### WHAT YOU NEED TO DO
Only lines containing "SketchUp" are wanted from the data below. Copy those lines.

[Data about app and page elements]
----
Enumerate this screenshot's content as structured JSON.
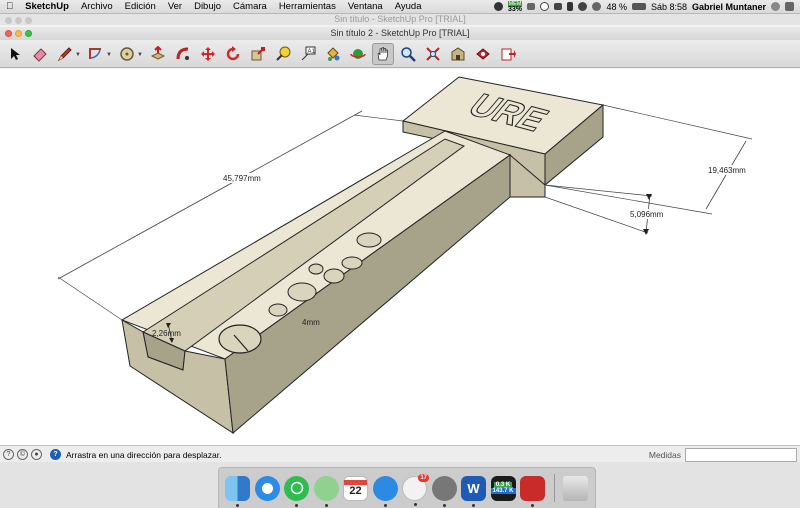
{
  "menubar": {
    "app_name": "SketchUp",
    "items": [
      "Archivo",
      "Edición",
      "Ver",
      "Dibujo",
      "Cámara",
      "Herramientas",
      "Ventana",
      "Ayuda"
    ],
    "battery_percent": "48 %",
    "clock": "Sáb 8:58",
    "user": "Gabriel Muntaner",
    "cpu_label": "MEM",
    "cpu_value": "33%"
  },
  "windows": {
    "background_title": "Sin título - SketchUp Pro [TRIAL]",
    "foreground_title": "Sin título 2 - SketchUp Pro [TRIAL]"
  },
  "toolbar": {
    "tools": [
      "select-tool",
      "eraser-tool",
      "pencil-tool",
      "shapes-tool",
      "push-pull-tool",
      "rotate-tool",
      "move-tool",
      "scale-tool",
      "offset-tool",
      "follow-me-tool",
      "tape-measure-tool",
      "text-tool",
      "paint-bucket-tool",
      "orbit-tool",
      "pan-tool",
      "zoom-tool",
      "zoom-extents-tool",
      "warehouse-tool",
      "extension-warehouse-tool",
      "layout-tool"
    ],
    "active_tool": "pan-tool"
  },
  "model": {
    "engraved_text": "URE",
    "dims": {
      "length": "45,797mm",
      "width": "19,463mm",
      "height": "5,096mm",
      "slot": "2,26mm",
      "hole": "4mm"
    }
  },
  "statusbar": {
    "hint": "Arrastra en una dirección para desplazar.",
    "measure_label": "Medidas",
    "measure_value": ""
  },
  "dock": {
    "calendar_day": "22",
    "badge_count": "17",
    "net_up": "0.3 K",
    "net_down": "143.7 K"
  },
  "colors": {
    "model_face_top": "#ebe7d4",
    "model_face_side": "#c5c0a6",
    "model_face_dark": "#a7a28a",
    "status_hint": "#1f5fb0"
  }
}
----
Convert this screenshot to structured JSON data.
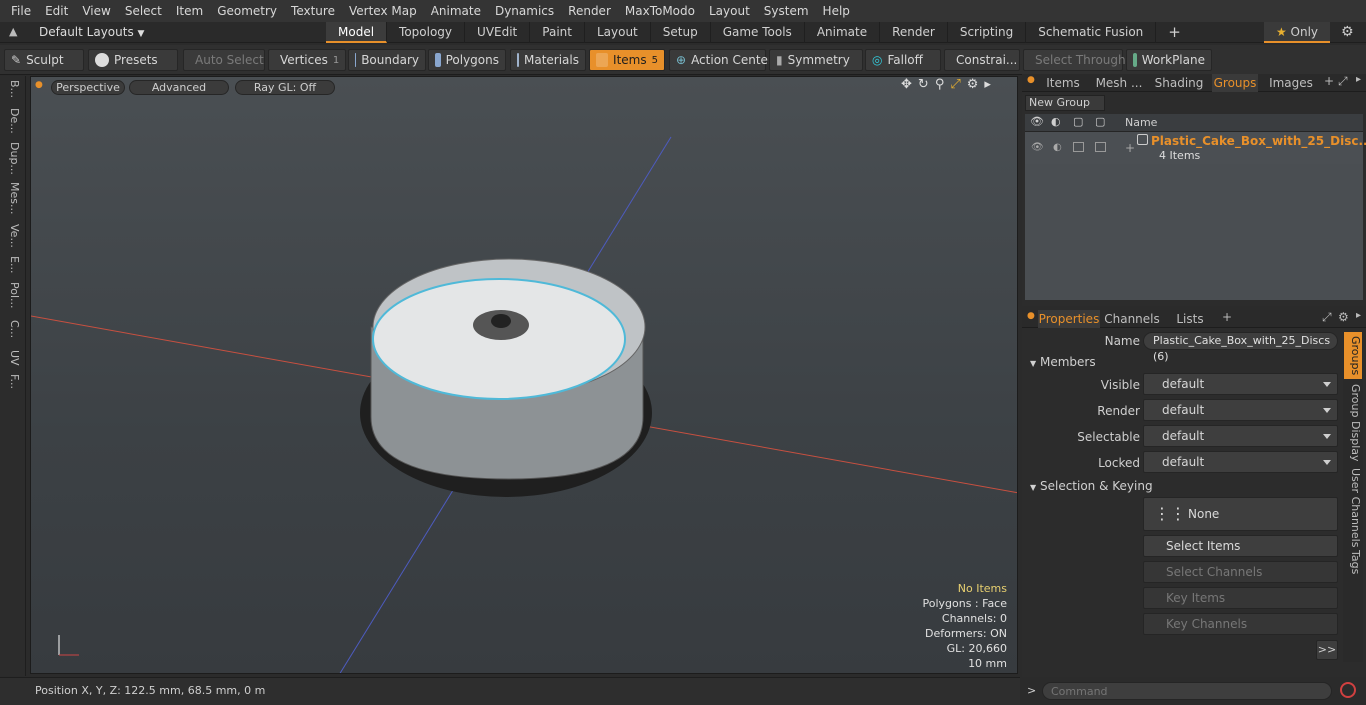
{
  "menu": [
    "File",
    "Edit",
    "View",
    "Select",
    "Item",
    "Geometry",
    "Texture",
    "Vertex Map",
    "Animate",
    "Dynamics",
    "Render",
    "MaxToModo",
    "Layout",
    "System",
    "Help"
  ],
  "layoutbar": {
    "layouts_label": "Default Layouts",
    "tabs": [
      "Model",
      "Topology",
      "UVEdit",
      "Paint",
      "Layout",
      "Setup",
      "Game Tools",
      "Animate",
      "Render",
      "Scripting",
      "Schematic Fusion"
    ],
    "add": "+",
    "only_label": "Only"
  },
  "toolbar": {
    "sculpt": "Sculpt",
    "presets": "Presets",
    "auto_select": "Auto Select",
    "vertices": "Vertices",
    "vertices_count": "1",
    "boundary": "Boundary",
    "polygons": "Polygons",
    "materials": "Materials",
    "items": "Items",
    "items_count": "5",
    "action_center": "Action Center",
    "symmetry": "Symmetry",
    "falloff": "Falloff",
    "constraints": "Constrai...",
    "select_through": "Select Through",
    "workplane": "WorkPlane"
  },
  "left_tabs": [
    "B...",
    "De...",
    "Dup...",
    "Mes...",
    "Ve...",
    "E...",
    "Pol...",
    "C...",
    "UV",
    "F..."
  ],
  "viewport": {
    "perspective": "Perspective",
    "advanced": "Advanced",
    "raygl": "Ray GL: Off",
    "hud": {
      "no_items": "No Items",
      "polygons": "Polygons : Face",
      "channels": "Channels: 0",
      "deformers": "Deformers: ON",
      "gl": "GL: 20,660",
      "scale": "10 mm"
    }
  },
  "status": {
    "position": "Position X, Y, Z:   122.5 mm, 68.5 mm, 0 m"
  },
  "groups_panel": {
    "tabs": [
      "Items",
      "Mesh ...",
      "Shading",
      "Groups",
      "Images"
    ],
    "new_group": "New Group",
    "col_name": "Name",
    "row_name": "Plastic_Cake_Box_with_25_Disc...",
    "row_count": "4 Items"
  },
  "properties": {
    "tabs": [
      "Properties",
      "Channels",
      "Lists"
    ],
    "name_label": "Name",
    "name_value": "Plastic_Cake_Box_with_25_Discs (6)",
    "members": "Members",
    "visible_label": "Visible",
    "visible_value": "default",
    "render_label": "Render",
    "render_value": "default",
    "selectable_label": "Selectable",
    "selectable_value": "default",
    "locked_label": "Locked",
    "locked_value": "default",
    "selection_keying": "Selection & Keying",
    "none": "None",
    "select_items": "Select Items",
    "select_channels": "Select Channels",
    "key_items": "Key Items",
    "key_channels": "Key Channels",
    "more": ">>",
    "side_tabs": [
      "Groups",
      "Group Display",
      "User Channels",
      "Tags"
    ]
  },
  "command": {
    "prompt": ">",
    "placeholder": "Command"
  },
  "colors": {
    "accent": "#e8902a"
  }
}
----
### SOLUTION
    "app_name": "SketchUp",
    "background_title": "Sin título - SketchUp Pro [TRIAL]",
    "foreground_title": "Sin título 2 - SketchUp Pro [TRIAL]"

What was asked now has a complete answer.